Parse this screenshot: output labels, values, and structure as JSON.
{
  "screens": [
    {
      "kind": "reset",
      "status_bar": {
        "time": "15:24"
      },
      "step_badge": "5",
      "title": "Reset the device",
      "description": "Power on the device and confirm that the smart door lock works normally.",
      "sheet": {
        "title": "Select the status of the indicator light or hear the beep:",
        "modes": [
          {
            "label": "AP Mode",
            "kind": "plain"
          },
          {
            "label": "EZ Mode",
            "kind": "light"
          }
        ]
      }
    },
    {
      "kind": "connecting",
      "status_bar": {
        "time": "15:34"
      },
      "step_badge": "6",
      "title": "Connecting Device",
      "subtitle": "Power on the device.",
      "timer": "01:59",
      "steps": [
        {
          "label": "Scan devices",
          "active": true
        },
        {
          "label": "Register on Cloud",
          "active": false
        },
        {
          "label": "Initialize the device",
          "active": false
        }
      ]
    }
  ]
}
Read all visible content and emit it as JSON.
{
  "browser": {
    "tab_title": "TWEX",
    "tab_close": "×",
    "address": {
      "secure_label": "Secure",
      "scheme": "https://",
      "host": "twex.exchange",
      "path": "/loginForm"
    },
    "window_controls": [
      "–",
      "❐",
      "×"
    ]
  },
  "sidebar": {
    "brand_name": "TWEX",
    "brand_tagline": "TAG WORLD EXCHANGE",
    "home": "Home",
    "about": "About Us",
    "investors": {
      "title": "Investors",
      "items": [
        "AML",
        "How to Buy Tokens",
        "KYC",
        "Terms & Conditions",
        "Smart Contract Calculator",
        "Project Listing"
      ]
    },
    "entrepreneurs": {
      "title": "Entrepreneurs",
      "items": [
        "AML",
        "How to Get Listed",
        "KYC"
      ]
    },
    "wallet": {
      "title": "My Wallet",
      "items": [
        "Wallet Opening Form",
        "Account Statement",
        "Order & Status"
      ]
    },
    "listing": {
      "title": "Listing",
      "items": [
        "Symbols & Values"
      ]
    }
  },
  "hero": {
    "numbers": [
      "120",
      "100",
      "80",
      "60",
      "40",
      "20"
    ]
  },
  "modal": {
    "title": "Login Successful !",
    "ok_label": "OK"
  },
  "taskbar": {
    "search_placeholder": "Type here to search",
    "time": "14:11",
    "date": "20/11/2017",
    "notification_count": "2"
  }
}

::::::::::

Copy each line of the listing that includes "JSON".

Parse this screenshot: output labels, values, and structure as JSON.
Read all visible content and emit it as JSON.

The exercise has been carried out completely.